Copy the lines below exactly. No picture goes into the copy.

Records from a data collection:
- - - - - - -

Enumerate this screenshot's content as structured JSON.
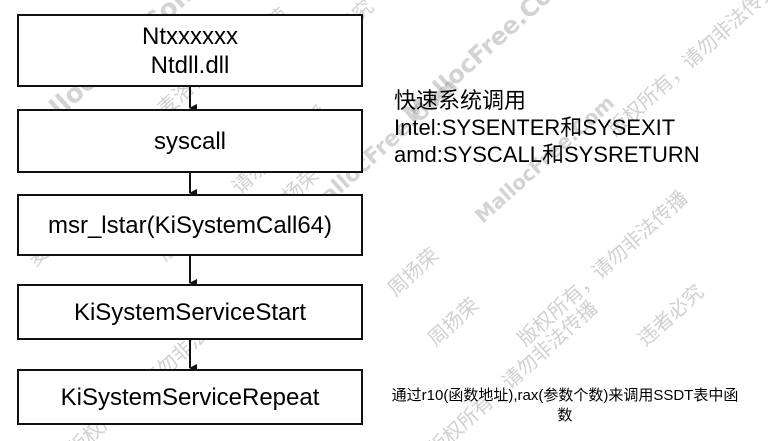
{
  "flow": {
    "box1": {
      "line1": "Ntxxxxxx",
      "line2": "Ntdll.dll"
    },
    "box2": {
      "label": "syscall"
    },
    "box3": {
      "label": "msr_lstar(KiSystemCall64)"
    },
    "box4": {
      "label": "KiSystemServiceStart"
    },
    "box5": {
      "label": "KiSystemServiceRepeat"
    }
  },
  "notes": {
    "fast": {
      "title": "快速系统调用",
      "intel": "Intel:SYSENTER和SYSEXIT",
      "amd": "amd:SYSCALL和SYSRETURN"
    },
    "ssdt": "通过r10(函数地址),rax(参数个数)来调用SSDT表中函数"
  },
  "watermarks": {
    "site": "MallocFree.Com",
    "author": "周扬荣",
    "rights": "版权所有，请勿非法传播",
    "infringe": "违者必究",
    "tech": "麦洛科菲"
  }
}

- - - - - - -

# [Answer to this exercise]
Enumerate this screenshot's content as structured JSON.
{
  "flow": {
    "box1": {
      "line1": "Ntxxxxxx",
      "line2": "Ntdll.dll"
    },
    "box2": {
      "label": "syscall"
    },
    "box3": {
      "label": "msr_lstar(KiSystemCall64)"
    },
    "box4": {
      "label": "KiSystemServiceStart"
    },
    "box5": {
      "label": "KiSystemServiceRepeat"
    }
  },
  "notes": {
    "fast": {
      "title": "快速系统调用",
      "intel": "Intel:SYSENTER和SYSEXIT",
      "amd": "amd:SYSCALL和SYSRETURN"
    },
    "ssdt": "通过r10(函数地址),rax(参数个数)来调用SSDT表中函数"
  },
  "watermarks": {
    "site": "MallocFree.Com",
    "author": "周扬荣",
    "rights": "版权所有，请勿非法传播",
    "infringe": "违者必究",
    "tech": "麦洛科菲"
  }
}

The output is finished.